§ **EXERCISE OBJECTIVE**: The listing that follows should be duplicated character for character.

== DATA FOR REVIEW

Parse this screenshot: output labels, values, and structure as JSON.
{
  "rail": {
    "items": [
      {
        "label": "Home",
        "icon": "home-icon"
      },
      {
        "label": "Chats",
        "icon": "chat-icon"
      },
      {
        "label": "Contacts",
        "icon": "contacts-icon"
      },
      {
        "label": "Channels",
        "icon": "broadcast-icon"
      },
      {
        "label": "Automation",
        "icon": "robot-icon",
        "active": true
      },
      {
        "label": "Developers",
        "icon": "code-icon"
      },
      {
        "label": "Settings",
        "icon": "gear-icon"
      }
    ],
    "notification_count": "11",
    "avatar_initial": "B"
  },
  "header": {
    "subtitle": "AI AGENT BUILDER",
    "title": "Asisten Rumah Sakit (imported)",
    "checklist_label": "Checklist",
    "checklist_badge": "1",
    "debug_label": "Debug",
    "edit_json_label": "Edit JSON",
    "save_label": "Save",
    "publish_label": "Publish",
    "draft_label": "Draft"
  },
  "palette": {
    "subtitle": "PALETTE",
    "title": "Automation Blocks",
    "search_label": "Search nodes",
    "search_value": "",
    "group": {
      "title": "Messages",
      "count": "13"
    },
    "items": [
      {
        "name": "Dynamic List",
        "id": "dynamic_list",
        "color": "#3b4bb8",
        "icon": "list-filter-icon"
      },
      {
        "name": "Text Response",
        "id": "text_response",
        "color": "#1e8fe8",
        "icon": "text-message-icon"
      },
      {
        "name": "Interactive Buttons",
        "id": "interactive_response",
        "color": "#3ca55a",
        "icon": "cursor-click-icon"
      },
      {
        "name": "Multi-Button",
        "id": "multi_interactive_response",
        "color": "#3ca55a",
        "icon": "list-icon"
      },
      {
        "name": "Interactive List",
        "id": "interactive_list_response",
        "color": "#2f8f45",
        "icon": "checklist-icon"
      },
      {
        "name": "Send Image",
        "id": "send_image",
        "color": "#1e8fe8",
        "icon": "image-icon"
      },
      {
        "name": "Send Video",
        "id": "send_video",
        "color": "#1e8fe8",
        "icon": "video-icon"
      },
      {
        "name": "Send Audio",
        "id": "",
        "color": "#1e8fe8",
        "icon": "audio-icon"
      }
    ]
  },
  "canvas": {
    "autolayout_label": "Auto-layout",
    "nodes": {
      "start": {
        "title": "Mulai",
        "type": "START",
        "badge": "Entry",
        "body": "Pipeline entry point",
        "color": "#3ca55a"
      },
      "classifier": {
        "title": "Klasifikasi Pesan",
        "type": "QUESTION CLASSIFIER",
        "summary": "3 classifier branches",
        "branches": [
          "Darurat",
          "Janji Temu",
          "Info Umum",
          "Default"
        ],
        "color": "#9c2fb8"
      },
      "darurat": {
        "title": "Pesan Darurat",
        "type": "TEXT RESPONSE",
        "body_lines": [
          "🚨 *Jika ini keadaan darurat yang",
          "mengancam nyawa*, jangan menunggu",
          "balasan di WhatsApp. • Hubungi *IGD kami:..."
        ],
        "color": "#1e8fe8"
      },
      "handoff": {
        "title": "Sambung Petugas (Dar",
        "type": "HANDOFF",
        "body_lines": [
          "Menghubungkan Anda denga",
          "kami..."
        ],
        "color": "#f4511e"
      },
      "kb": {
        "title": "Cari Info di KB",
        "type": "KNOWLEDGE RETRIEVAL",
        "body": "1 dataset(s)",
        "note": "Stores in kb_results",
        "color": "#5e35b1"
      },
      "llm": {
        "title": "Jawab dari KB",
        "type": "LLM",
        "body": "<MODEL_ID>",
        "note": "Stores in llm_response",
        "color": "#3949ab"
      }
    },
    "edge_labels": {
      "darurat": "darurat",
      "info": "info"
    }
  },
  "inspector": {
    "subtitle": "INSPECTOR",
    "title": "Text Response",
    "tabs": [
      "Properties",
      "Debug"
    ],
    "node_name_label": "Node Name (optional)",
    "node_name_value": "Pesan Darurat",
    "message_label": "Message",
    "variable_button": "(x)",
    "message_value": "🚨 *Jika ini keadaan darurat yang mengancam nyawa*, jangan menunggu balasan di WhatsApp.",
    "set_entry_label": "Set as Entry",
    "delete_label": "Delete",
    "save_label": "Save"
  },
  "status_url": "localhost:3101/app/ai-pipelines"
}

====

§ **FINISHED TASK**:
Parse this screenshot: output labels, values, and structure as JSON.
{
  "rail": {
    "items": [
      {
        "label": "Home",
        "icon": "home-icon"
      },
      {
        "label": "Chats",
        "icon": "chat-icon"
      },
      {
        "label": "Contacts",
        "icon": "contacts-icon"
      },
      {
        "label": "Channels",
        "icon": "broadcast-icon"
      },
      {
        "label": "Automation",
        "icon": "robot-icon",
        "active": true
      },
      {
        "label": "Developers",
        "icon": "code-icon"
      },
      {
        "label": "Settings",
        "icon": "gear-icon"
      }
    ],
    "notification_count": "11",
    "avatar_initial": "B"
  },
  "header": {
    "subtitle": "AI AGENT BUILDER",
    "title": "Asisten Rumah Sakit (imported)",
    "checklist_label": "Checklist",
    "checklist_badge": "1",
    "debug_label": "Debug",
    "edit_json_label": "Edit JSON",
    "save_label": "Save",
    "publish_label": "Publish",
    "draft_label": "Draft"
  },
  "palette": {
    "subtitle": "PALETTE",
    "title": "Automation Blocks",
    "search_label": "Search nodes",
    "search_value": "",
    "group": {
      "title": "Messages",
      "count": "13"
    },
    "items": [
      {
        "name": "Dynamic List",
        "id": "dynamic_list",
        "color": "#3b4bb8",
        "icon": "list-filter-icon"
      },
      {
        "name": "Text Response",
        "id": "text_response",
        "color": "#1e8fe8",
        "icon": "text-message-icon"
      },
      {
        "name": "Interactive Buttons",
        "id": "interactive_response",
        "color": "#3ca55a",
        "icon": "cursor-click-icon"
      },
      {
        "name": "Multi-Button",
        "id": "multi_interactive_response",
        "color": "#3ca55a",
        "icon": "list-icon"
      },
      {
        "name": "Interactive List",
        "id": "interactive_list_response",
        "color": "#2f8f45",
        "icon": "checklist-icon"
      },
      {
        "name": "Send Image",
        "id": "send_image",
        "color": "#1e8fe8",
        "icon": "image-icon"
      },
      {
        "name": "Send Video",
        "id": "send_video",
        "color": "#1e8fe8",
        "icon": "video-icon"
      },
      {
        "name": "Send Audio",
        "id": "",
        "color": "#1e8fe8",
        "icon": "audio-icon"
      }
    ]
  },
  "canvas": {
    "autolayout_label": "Auto-layout",
    "nodes": {
      "start": {
        "title": "Mulai",
        "type": "START",
        "badge": "Entry",
        "body": "Pipeline entry point",
        "color": "#3ca55a"
      },
      "classifier": {
        "title": "Klasifikasi Pesan",
        "type": "QUESTION CLASSIFIER",
        "summary": "3 classifier branches",
        "branches": [
          "Darurat",
          "Janji Temu",
          "Info Umum",
          "Default"
        ],
        "color": "#9c2fb8"
      },
      "darurat": {
        "title": "Pesan Darurat",
        "type": "TEXT RESPONSE",
        "body_lines": [
          "🚨 *Jika ini keadaan darurat yang",
          "mengancam nyawa*, jangan menunggu",
          "balasan di WhatsApp. • Hubungi *IGD kami:..."
        ],
        "color": "#1e8fe8"
      },
      "handoff": {
        "title": "Sambung Petugas (Dar",
        "type": "HANDOFF",
        "body_lines": [
          "Menghubungkan Anda denga",
          "kami..."
        ],
        "color": "#f4511e"
      },
      "kb": {
        "title": "Cari Info di KB",
        "type": "KNOWLEDGE RETRIEVAL",
        "body": "1 dataset(s)",
        "note": "Stores in kb_results",
        "color": "#5e35b1"
      },
      "llm": {
        "title": "Jawab dari KB",
        "type": "LLM",
        "body": "<MODEL_ID>",
        "note": "Stores in llm_response",
        "color": "#3949ab"
      }
    },
    "edge_labels": {
      "darurat": "darurat",
      "info": "info"
    }
  },
  "inspector": {
    "subtitle": "INSPECTOR",
    "title": "Text Response",
    "tabs": [
      "Properties",
      "Debug"
    ],
    "node_name_label": "Node Name (optional)",
    "node_name_value": "Pesan Darurat",
    "message_label": "Message",
    "variable_button": "(x)",
    "message_value": "🚨 *Jika ini keadaan darurat yang mengancam nyawa*, jangan menunggu balasan di WhatsApp.",
    "set_entry_label": "Set as Entry",
    "delete_label": "Delete",
    "save_label": "Save"
  },
  "status_url": "localhost:3101/app/ai-pipelines"
}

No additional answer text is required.